> Work required
Could you report every line from the entries that includes the word "rating"?
[[ Data open ]]
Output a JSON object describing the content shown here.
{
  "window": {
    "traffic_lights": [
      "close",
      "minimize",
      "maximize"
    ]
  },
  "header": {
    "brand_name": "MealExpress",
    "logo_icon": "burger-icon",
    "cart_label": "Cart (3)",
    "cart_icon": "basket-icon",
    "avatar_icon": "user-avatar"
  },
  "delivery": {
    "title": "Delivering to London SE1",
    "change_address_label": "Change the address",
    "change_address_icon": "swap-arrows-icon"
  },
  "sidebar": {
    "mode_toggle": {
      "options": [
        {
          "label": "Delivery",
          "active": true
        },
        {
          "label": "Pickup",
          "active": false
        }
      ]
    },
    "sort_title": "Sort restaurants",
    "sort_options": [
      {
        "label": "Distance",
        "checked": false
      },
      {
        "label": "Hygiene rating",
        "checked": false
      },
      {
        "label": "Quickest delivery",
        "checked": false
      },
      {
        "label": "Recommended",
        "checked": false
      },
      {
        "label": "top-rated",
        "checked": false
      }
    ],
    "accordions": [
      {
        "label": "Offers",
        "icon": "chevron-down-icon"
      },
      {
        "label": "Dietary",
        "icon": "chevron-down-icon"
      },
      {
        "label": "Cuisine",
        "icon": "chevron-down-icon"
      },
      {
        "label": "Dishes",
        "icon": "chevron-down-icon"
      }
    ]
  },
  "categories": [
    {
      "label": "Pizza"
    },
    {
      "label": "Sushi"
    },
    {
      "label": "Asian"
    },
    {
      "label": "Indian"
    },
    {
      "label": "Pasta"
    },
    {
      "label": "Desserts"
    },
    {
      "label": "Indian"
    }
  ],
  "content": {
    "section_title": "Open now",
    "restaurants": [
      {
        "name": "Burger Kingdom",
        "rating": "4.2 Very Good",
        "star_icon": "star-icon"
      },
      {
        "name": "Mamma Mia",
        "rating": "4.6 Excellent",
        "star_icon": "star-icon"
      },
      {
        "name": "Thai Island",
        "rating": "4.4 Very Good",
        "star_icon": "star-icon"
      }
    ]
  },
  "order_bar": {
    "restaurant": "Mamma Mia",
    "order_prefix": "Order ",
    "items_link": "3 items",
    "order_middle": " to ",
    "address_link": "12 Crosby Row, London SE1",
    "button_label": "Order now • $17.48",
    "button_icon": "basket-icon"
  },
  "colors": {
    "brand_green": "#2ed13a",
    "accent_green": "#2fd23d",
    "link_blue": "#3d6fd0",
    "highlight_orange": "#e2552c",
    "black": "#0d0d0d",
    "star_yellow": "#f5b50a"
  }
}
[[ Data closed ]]
> Exercise answer
        "label": "Hygiene rating",
        "rating": "4.2 Very Good",
        "rating": "4.6 Excellent",
        "rating": "4.4 Very Good",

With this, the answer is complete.